In the course of reviewing his career, Lee generously mentions the work of other anthropologists who also worked in Kalahari San studies. He mentions his first wife, anthropologist Nancy Howell, and describes in more detail the accomplishments of his second wife, Harriet Rosenberg, another anthropologist.
After several decades of research and publishing, he switched his interests in the 1990s to medical anthropology and began an investigation of AIDs infection rates among the Ju/’hoansi. He found that they are far less infected by the disease than other people in Namibia and Botswana, a result, he feels, that is due in large part to the traditional independence and autonomy of the women.
In July 2010 he decided to see if he could find one of his earliest friends, the woman named Bau whom he had first met 47 years earlier. He had not seen her for 20 years, and there was no way to contact her in advance. He and a research colleague, Megan Biesele, drove across the border from Namibia into Botswana to see if they could locate the lady, now in her 70s.
As soon as they drove into the village, cries rang out—Lee was instantly recognized, and Bau came immediately. After lots of hugs and kisses, they all sat down to catch up on the news. Bau was surrounded by her seven living children, 28 grandchildren, and numerous other more distant relations in the village.
The people thrived on three separate sources of sustenance. They continued to rely on their traditional food gathering, they held odd jobs from the road department, and they received assistance from a mission station nearby. Lee quickly determined that other villages in the area had a similar sense of stability. He concludes that Bau’s stable, happy family situation is not unique, and that the Ju/’hoansi are doing OK. AIDs is not ravishing their communities, as it is many other parts of southern Africa.
Noticing how well the people seemed to be doing, and the presence of services such as cell phone access, stores, schools, and wage labor, he asked a man named /Twi!gum how they managed to cook their food before the advent of iron pots, which were introduced by outsiders decades earlier. The man deadpanned his reply. “Well, everyone knows that you cannot survive without iron cooking pots, so we must have died!”
In his own droll manner, /Twi let the senior anthropologist know right off that somehow they had managed to survive before the anthropologists came along.

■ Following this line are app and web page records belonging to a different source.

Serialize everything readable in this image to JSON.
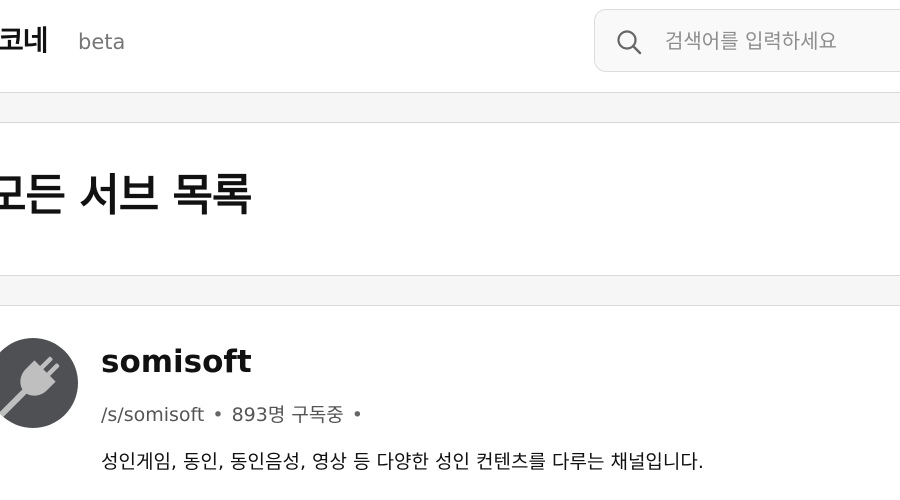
{
  "header": {
    "logo": "코네",
    "beta": "beta",
    "search": {
      "placeholder": "검색어를 입력하세요",
      "icon": "search-icon"
    }
  },
  "main": {
    "title": "모든 서브 목록"
  },
  "channels": [
    {
      "name": "somisoft",
      "path": "/s/somisoft",
      "subscribers": "893명 구독중",
      "separator": "•",
      "description": "성인게임, 동인, 동인음성, 영상 등 다양한 성인 컨텐츠를 다루는 채널입니다.",
      "avatar_icon": "plug-icon",
      "avatar_color": "#4f5054"
    }
  ]
}
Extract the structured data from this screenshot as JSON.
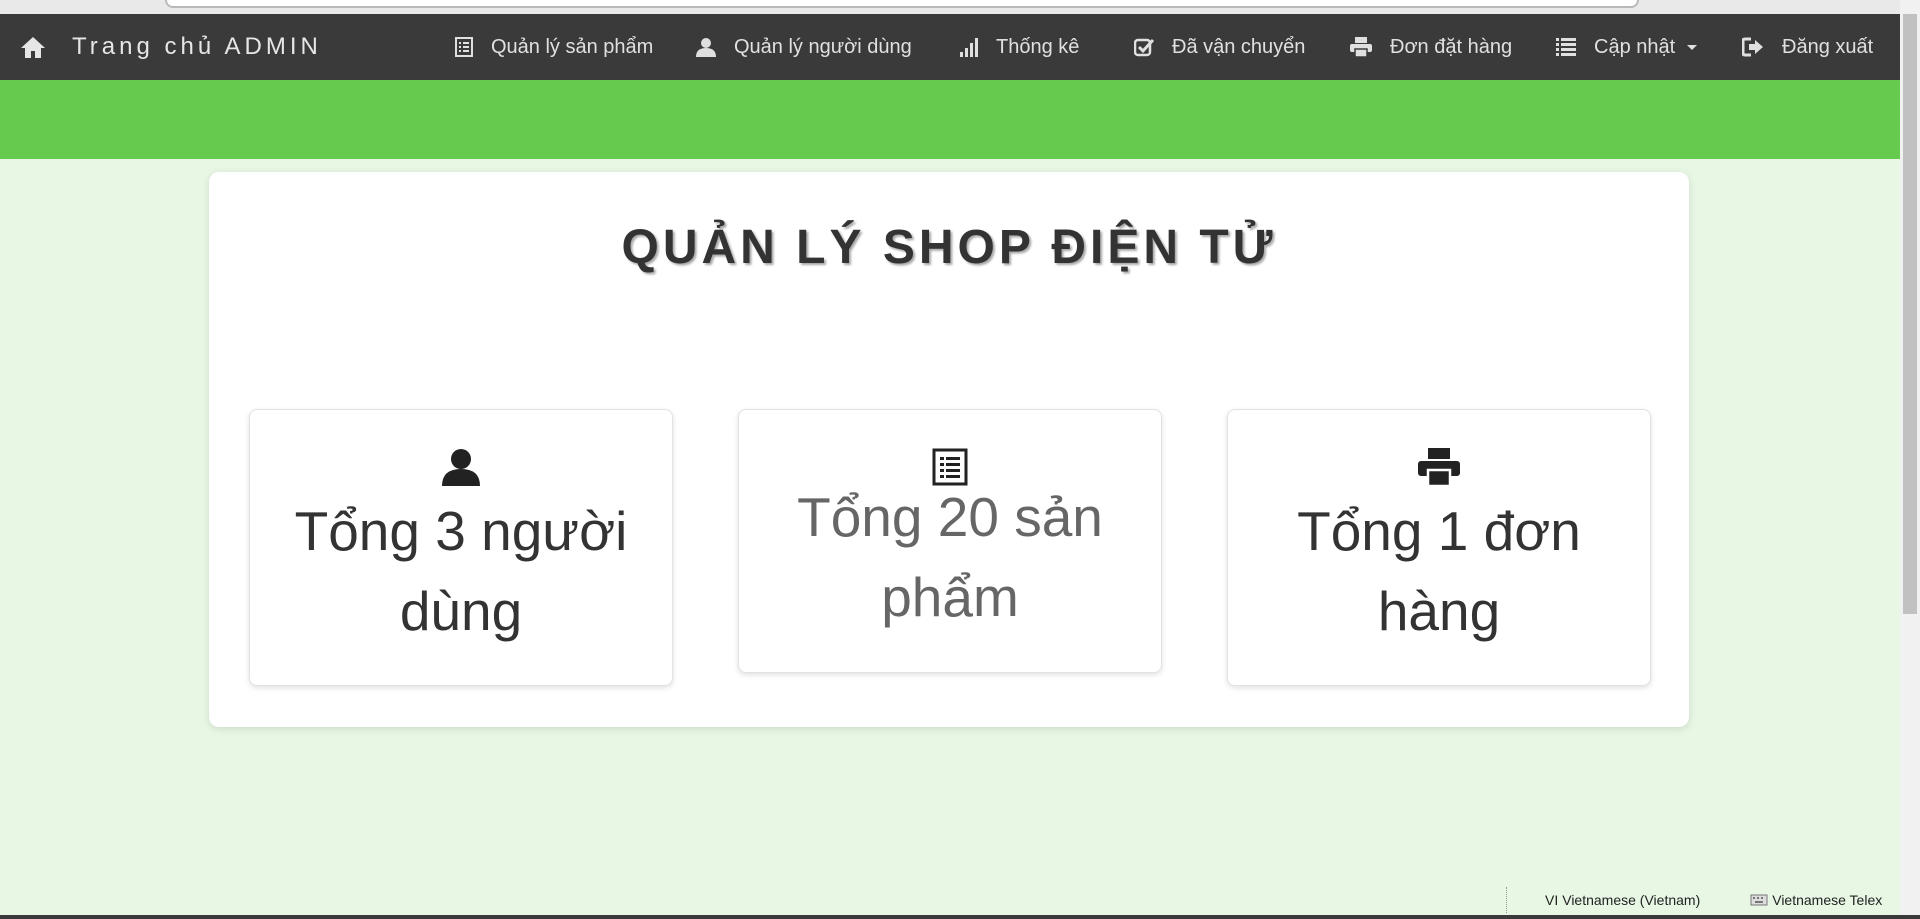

Get over it.
Lee, Richard B. 2012. “The !Kung and I: Reflections on My Life and Times with the Ju/hoansi.” General Anthropology: Bulletin of the General Anthropology Division [of the American Anthropological Association] 19(1): 1-4